Brooding, heavy, sometimes sentimental or even mundane, Angela Grauerholz’s photographs play on our nostalgia for that style of documentary photography pioneered by August Sander and André Kertész, depicting scenes that range from a couple unloading their bags from a car, to people standing on line, to the interior of an opera house. But Grauerholz uses this style to different effect. Blurred and out of focus, homogenized by the dark sepia tones that permeate each of the 33 Cibachromes, her images are less the real thing than an evocative simulation of the “authentic” artifact. All of the works in this exhibition are scaled to recall Romantic painting (for the 1992 Documenta Grauerholz mounted an exhibition of her works along with German Romantic paintings), while their standardized frames serve to accentuate the pictorial side of photography.

The textural contrasts and quirky obscurity of Grauerholz’s photographs question our stereotypical assumptions about beauty and the tension between the photograph as document and as artwork. Paar (Pair, 1994), a hazy close-up of a woman’s face captures a momentary glance so that, as in Lessing, 1992, the fragment, the favored trope of Romanticism, becomes the site of meaning. In La Bibliothèque (The library, 1992) two men stand conversing in front of a wall literally constructed of books—an obvious metaphor for the collective accumulation of knowledge as material memory of which the photograph is the visual record. The notion of memory as material is explored in La Conductrice (The conductor, 1992), in which light floods a streetcar, creating a dreamlike sense of unreality, emphasizing that, paradoxically, we are looking at a record of a fleeting moment. Mozart Room, 1993, is an overtly romantic scene of window panes, muslin curtains, and pristine white walls in which light effects work in a variety of ways. Parallels exist between the emptiness of this interior and the photograph as an empty field in which images are reconstituted.

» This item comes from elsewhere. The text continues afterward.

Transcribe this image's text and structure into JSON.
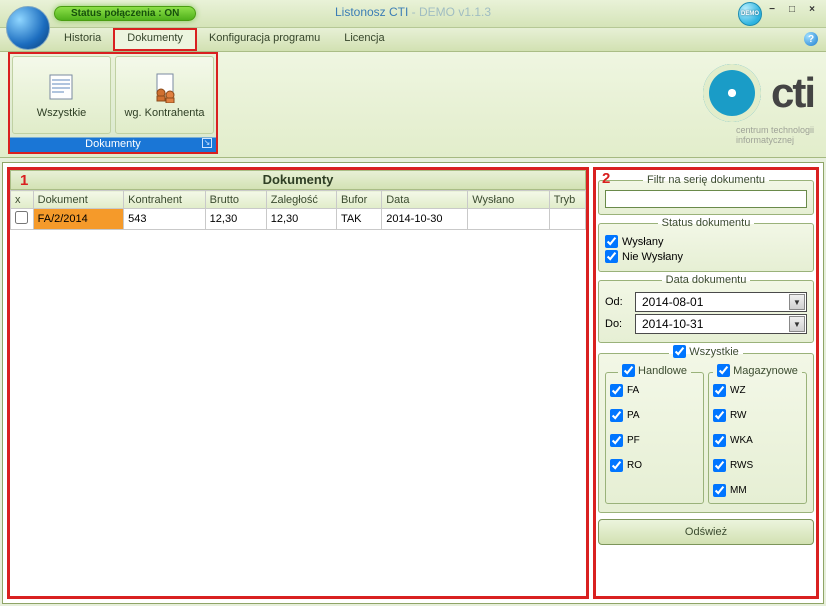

Because they hinge so much on ambiguity per se, we find ourselves going from one image to the next, trying to construct meaning not from what we recognize but from the ineffable world evoked by Grauerholz’s neutral tonalities and expressive use of contrast and movement.

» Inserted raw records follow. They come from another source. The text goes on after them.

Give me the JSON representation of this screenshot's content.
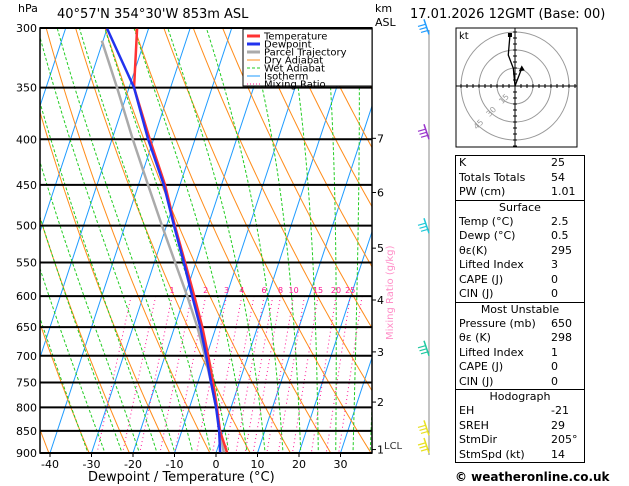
{
  "header": {
    "hpa_label": "hPa",
    "location": "40°57'N  354°30'W  853m  ASL",
    "km_label": "km",
    "asl_label": "ASL",
    "datetime": "17.01.2026  12GMT  (Base: 00)"
  },
  "legend": [
    {
      "label": "Temperature",
      "color": "#ff3333",
      "style": "solid"
    },
    {
      "label": "Dewpoint",
      "color": "#2233ee",
      "style": "solid"
    },
    {
      "label": "Parcel Trajectory",
      "color": "#aaaaaa",
      "style": "solid"
    },
    {
      "label": "Dry Adiabat",
      "color": "#ff8c1a",
      "style": "solid"
    },
    {
      "label": "Wet Adiabat",
      "color": "#22cc22",
      "style": "dashed"
    },
    {
      "label": "Isotherm",
      "color": "#1e9bff",
      "style": "solid"
    },
    {
      "label": "Mixing Ratio",
      "color": "#ff1493",
      "style": "dotted"
    }
  ],
  "chart_data": {
    "type": "skew-t",
    "xlabel": "Dewpoint / Temperature (°C)",
    "ylabel": "hPa",
    "xlim": [
      -42,
      38
    ],
    "ylim": [
      900,
      300
    ],
    "pressure_ticks": [
      300,
      350,
      400,
      450,
      500,
      550,
      600,
      650,
      700,
      750,
      800,
      850,
      900
    ],
    "temperature_ticks": [
      -40,
      -30,
      -20,
      -10,
      0,
      10,
      20,
      30
    ],
    "series": [
      {
        "name": "Temperature",
        "points": [
          [
            300,
            -52.8
          ],
          [
            350,
            -48.8
          ],
          [
            400,
            -40.9
          ],
          [
            450,
            -33.6
          ],
          [
            500,
            -28.0
          ],
          [
            550,
            -22.6
          ],
          [
            600,
            -17.7
          ],
          [
            650,
            -13.3
          ],
          [
            700,
            -9.6
          ],
          [
            750,
            -6.3
          ],
          [
            800,
            -3.4
          ],
          [
            850,
            -0.8
          ],
          [
            900,
            2.7
          ]
        ]
      },
      {
        "name": "Dewpoint",
        "points": [
          [
            300,
            -60.1
          ],
          [
            350,
            -48.8
          ],
          [
            400,
            -41.3
          ],
          [
            450,
            -33.9
          ],
          [
            500,
            -28.2
          ],
          [
            550,
            -22.9
          ],
          [
            600,
            -18.2
          ],
          [
            650,
            -13.8
          ],
          [
            700,
            -10.1
          ],
          [
            750,
            -6.8
          ],
          [
            800,
            -3.6
          ],
          [
            850,
            -1.0
          ],
          [
            900,
            1.0
          ]
        ]
      },
      {
        "name": "Parcel Trajectory",
        "points": [
          [
            310,
            -60.3
          ],
          [
            350,
            -52.9
          ],
          [
            400,
            -45.0
          ],
          [
            450,
            -37.7
          ],
          [
            500,
            -31.1
          ],
          [
            550,
            -25.0
          ],
          [
            600,
            -19.4
          ],
          [
            650,
            -14.5
          ],
          [
            700,
            -10.4
          ],
          [
            750,
            -6.8
          ],
          [
            800,
            -3.6
          ],
          [
            850,
            -0.8
          ],
          [
            900,
            1.9
          ]
        ]
      }
    ],
    "mixing_ratio_labels": [
      "1",
      "2",
      "3",
      "4",
      "6",
      "8",
      "10",
      "15",
      "20",
      "25"
    ],
    "mixing_ratio_axis_label": "Mixing Ratio (g/kg)",
    "km_ticks": [
      {
        "label": "1",
        "p": 892
      },
      {
        "label": "2",
        "p": 789
      },
      {
        "label": "3",
        "p": 693
      },
      {
        "label": "4",
        "p": 606
      },
      {
        "label": "5",
        "p": 530
      },
      {
        "label": "6",
        "p": 459
      },
      {
        "label": "7",
        "p": 399
      }
    ],
    "lcl": {
      "label": "LCL",
      "p": 882
    }
  },
  "wind_barbs": [
    {
      "p": 305,
      "color": "#1e9bff"
    },
    {
      "p": 400,
      "color": "#9933cc"
    },
    {
      "p": 510,
      "color": "#1ec8d8"
    },
    {
      "p": 700,
      "color": "#1ec8a0"
    },
    {
      "p": 860,
      "color": "#e8e020"
    },
    {
      "p": 900,
      "color": "#e8e020"
    }
  ],
  "hodograph": {
    "unit_label": "kt",
    "rings": [
      "15",
      "30",
      "45"
    ],
    "trace": [
      [
        0,
        0
      ],
      [
        -1.4,
        14.7
      ],
      [
        -5.6,
        25.8
      ],
      [
        -4.2,
        42.5
      ]
    ],
    "storm_vector": [
      [
        0,
        0
      ],
      [
        5.6,
        14.7
      ]
    ]
  },
  "indices": {
    "general": [
      {
        "label": "K",
        "value": "25"
      },
      {
        "label": "Totals Totals",
        "value": "54"
      },
      {
        "label": "PW (cm)",
        "value": "1.01"
      }
    ],
    "surface": {
      "title": "Surface",
      "rows": [
        {
          "label": "Temp (°C)",
          "value": "2.5"
        },
        {
          "label": "Dewp (°C)",
          "value": "0.5"
        },
        {
          "label": "θε(K)",
          "value": "295"
        },
        {
          "label": "Lifted Index",
          "value": "3"
        },
        {
          "label": "CAPE (J)",
          "value": "0"
        },
        {
          "label": "CIN (J)",
          "value": "0"
        }
      ]
    },
    "most_unstable": {
      "title": "Most Unstable",
      "rows": [
        {
          "label": "Pressure (mb)",
          "value": "650"
        },
        {
          "label": "θε (K)",
          "value": "298"
        },
        {
          "label": "Lifted Index",
          "value": "1"
        },
        {
          "label": "CAPE (J)",
          "value": "0"
        },
        {
          "label": "CIN (J)",
          "value": "0"
        }
      ]
    },
    "hodograph": {
      "title": "Hodograph",
      "rows": [
        {
          "label": "EH",
          "value": "-21"
        },
        {
          "label": "SREH",
          "value": "29"
        },
        {
          "label": "StmDir",
          "value": "205°"
        },
        {
          "label": "StmSpd (kt)",
          "value": "14"
        }
      ]
    }
  },
  "footer": {
    "copyright": "© weatheronline.co.uk"
  }
}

Both Druid I, 1990–91, a close-up of the light/dark patterns of a tree trunk, and Druid II, 1990–91, with its tangled blur of tree branches and leaf fronds read as complex abstract patterns, as if they were images inside the mind rather than of the external world. The decontextualized environment in Disparition (Disappearance, 1994), in which an old woman can be seen walking toward a tree, recalls how images appear to us in memory, as somewhat ethereal and free of references to a specific place. As if to underscore this evanescent quality, Grauerholz presented Églogue ou Filling the Landscape, 1994, a six-drawer Plexiglas filing cabinet on wheels filled with 27 archival boxes containing 216 photos with a series of words that are loosely associated (“Landscape,” “Screen,” “Dense,” “Barrier,” “Resisting,” “Exclusive,” “Hidden,” “Unseen”) embossed on their covers. With all those fragments of visual experience neatly boxed up and hidden away it was as if the landscape had been filed rather than filled. The viewer could only examine the contents with the assistance of an archivist wearing white cotton gloves. Treading that fine line between the photo image as document and as a trigger of memory, this four year overview of Angela Grauerholz’s most recent photographs tentatively questioned the “confrontational gaze” of conventional still photography.

John Grande